I just read the vort "The Problem of Instant Gratification" in your parsha newsletter (page 4). It reminded me of a nice true story of the same idea that I heard about 40 years ago in Israel.
A chossid was once lying in bed on a freezing morning in Russia. He was craving a cigarette but he didn't want to get out of his warm bed into the freezing air of his ramshackle room.
He couldn't decide which to choose, having a cigarette or staying in his warm bed. He struggled to decide for a long time. Finally he decided to stay in bed. But by then he was so disgusted at his enslavement to his desires, that he decided to rebel and do the opposite of what he had chosen. But he was still troubled - maybe doing the opposite of his preferred choice by going into the freezing air of his room for a cigarette was just a trick of his yetzeh horah that really wanted him to have the cigarette while feeling righteous about it because he was only doing it in order to give up his first choice of staying in his warm bed.
Oy! What to do, to break away from his yetzeh horah?
Finally, he got up to have the cigarette, picked it up from his dresser and put it to his mouth.

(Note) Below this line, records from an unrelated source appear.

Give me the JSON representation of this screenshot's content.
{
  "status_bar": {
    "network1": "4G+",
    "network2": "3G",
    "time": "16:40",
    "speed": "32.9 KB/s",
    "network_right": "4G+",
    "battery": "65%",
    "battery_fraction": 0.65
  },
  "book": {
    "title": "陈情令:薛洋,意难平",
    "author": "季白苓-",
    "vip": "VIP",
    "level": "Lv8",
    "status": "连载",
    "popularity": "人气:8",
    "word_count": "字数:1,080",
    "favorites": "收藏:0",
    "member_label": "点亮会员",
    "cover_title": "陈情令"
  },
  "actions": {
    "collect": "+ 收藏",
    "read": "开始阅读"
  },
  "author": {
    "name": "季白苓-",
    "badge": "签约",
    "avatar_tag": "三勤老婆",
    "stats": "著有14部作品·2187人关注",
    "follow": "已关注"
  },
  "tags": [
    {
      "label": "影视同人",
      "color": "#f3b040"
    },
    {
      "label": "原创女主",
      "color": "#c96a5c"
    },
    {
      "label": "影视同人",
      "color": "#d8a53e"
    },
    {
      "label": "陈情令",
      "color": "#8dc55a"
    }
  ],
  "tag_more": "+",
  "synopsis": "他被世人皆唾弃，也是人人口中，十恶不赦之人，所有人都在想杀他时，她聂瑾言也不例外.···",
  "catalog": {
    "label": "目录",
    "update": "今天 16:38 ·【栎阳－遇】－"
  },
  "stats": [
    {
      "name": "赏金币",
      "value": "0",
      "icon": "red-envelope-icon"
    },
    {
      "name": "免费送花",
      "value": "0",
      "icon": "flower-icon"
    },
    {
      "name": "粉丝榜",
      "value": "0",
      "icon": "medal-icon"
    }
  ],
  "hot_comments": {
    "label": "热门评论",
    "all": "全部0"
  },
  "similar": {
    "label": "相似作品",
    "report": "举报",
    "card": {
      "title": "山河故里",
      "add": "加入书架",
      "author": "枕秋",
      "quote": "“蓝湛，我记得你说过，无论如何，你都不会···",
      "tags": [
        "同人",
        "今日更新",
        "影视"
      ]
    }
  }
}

Then he put it down and refused to smoke it. He had given up the cigarette AND his warm bed.
That'll teach the yetzeh hora!
The more we train ourselves not to give in to our every whim, the easier it will be for us to overcome the bigger tests.